The WBGT is commonly used to determine the point at which it becomes too hot to exercise altogether. The limit used by many sports associations and government agencies for such extreme conditions is a WBGT of 86 degrees to 92 degrees depending on where you live. The WBGT for “high-risk conditions” is 84 degrees to 92 degrees. In high-risk conditions, exercise should not exceed one hour that includes four separate four-minute breaks, according to a guide for soccer coaches developed by U.S. Soccer.
The Occupational Safety and Health Administration has a calculator that computes WBGT when you plug in your location (longitude and latitude), wind speed, barometric pressure and other data available on a smartphone.
Air temperature is only one metric to know when setting off to exercise: The higher the humidity, the slower sweat is able to evaporate from the skin, making it tougher for the body to cool itself during exercise.
Spot trouble signs
Exercise with other people and near somewhere you can cool off if you get too hot. Dr. Minson says he sometimes knocks on the door of a house during a run to ask if he could duck into the sprinkler. Wear clothes made of synthetic fabric designed to help move sweat away from the body.
Serious heat illness can occur suddenly and without predictable warning.
Heat illness doesn’t follow a linear progression from involuntary muscle spasms called heat cramps to more serious heat exhaustion, the symptoms of which include heavy sweating and faint rapid pulse, to most serious, which is heat stroke. The symptoms of the different conditions often overlap and don’t occur in a particular order, trainers and physiologists say.
Perception—how hot you feel—can be a useful indicator of heat stress. Dr. Minson uses a one to 10 scale to gauge how well his college students and Olympic athletes are adapting to the heat. A rating of nine or 10, which means miserably hot, is a warning sign, he says.
Other warning signs include dizziness, lightheadedness and fatigue. If those develop, slow down or quit your workout and cool off. If your clothes are saturated, take them off so your sweat can evaporate. Drink fluids; use cold water or towels to cool the body; get into the shade.
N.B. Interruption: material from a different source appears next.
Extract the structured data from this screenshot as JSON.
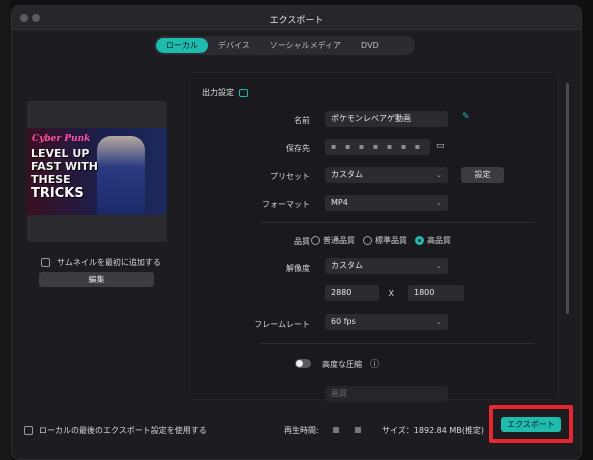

If a person becomes disoriented or confused, or stutters or vomits, that can signal heat stroke, the most serious heat illness. In that case, call 911 and get immediate medical help.
“I encourage people to embrace the heat,” says Dr. Minson. “But do it smartly.”